Reflux esophagitis is thought to be caused by gastric acid that refluxes into the esophagus, causing injury. Newer data suggest that reflux of gastric juice into the esophagus stimulates HIF-2a, which increases production of inflammatory cytokines. These cytokines are thought to lead to reflux esophagitis. The investigators plan to study the relationship of HIF-2a to inflammatory cytokines in patients with known gastroesophageal reflux disease and reflux esophagitis.
Interventional
Not Provided
Intervention Model: Single Group Assignment
Masking: Open Label
Primary Purpose: Basic Science
  • Esophagitis
  • Reflux Esophagitis
  • Gastroesophageal Reflux Disease
Other: Cessation of Acid Suppressing Medications
Acid-suppressing medications are stopped for all participants the day after baseline assessment. Subsequent evaluations performed while participant is not on acid-suppressing medications.
Experimental: Reflux Patients
Patients with reflux and a prior history of reflux esophagitis are being enrolled. The intervention is cessation of acid-suppressing medications.
Intervention: Other: Cessation of Acid Suppressing Medications
Dunbar KB, Agoston AT, Odze RD, Huo X, Pham TH, Cipher DJ, Castell DO, Genta RM, Souza RF, Spechler SJ. Association of Acute Gastroesophageal Reflux Disease With Esophageal Histologic Changes. JAMA. 2016 May 17;315(19):2104-12. doi: 10.1001/jama.2016.5657.
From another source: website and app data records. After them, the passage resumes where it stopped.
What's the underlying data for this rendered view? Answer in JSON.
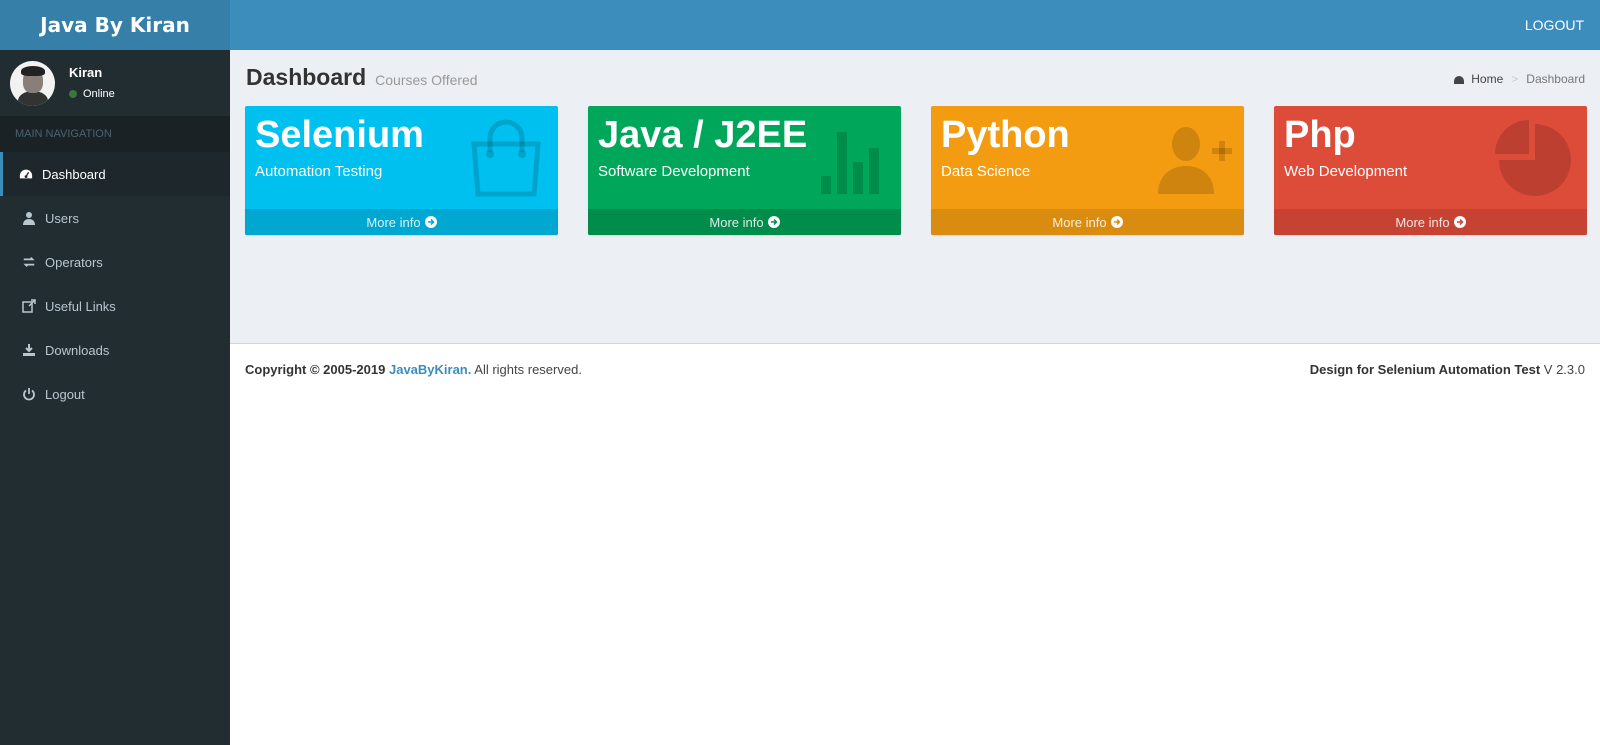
{
  "header": {
    "logo": "Java By Kiran",
    "logout_label": "LOGOUT"
  },
  "sidebar": {
    "user": {
      "name": "Kiran",
      "status": "Online"
    },
    "nav_header": "MAIN NAVIGATION",
    "items": [
      {
        "label": "Dashboard",
        "icon": "dashboard-icon"
      },
      {
        "label": "Users",
        "icon": "user-icon"
      },
      {
        "label": "Operators",
        "icon": "exchange-icon"
      },
      {
        "label": "Useful Links",
        "icon": "external-link-icon"
      },
      {
        "label": "Downloads",
        "icon": "download-icon"
      },
      {
        "label": "Logout",
        "icon": "power-icon"
      }
    ]
  },
  "content": {
    "title": "Dashboard",
    "subtitle": "Courses Offered",
    "breadcrumb": {
      "home": "Home",
      "current": "Dashboard",
      "separator": ">"
    },
    "boxes": [
      {
        "title": "Selenium",
        "subtitle": "Automation Testing",
        "more": "More info",
        "color": "#00c0ef",
        "icon": "shopping-bag-icon"
      },
      {
        "title": "Java / J2EE",
        "subtitle": "Software Development",
        "more": "More info",
        "color": "#00a65a",
        "icon": "bar-chart-icon"
      },
      {
        "title": "Python",
        "subtitle": "Data Science",
        "more": "More info",
        "color": "#f39c12",
        "icon": "user-plus-icon"
      },
      {
        "title": "Php",
        "subtitle": "Web Development",
        "more": "More info",
        "color": "#dd4b39",
        "icon": "pie-chart-icon"
      }
    ]
  },
  "footer": {
    "copyright_prefix": "Copyright © 2005-2019",
    "brand": "JavaByKiran.",
    "rights": "All rights reserved.",
    "design": "Design for Selenium Automation Test",
    "version": "V 2.3.0"
  }
}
*   Includes publications given by the data provider as well as publications identified by ClinicalTrials.gov Identifier (NCT Number) in Medline.
 
Active, not recruiting
15
March 2017
January 2017   (final data collection date for primary outcome measure)

Inclusion Criteria:

  • U.S Veteran
  • History of Los Angeles Grade C erosive esophagitis

Exclusion Criteria:

  • Inability to provide informed consent
  • Esophageal varices
  • Warfarin use
  • Coagulopathy that precludes safe biopsy of the esophagus
  • Comorbidity that precludes safe participation in the study
  • Allergy to fluorescein sodium
  • Pregnancy
Both
18 Years and older   (Adult, Senior)
No
Contact information is only displayed when the study is recruiting subjects
United States
 
NCT01733810
2R01DK063621-11, R01DK063621
No
Not Provided
Not Provided
Stuart Spechler, Dallas VA Medical Center
Dallas VA Medical Center
National Institute of Diabetes and Digestive and Kidney Diseases (NIDDK)
Principal Investigator: Stuart J Spechler, MD Dallas VA Medical Center
Dallas VA Medical Center
August 2016

ICMJE     Data element required by the International Committee of Medical Journal Editors and the World Health Organization ICTRP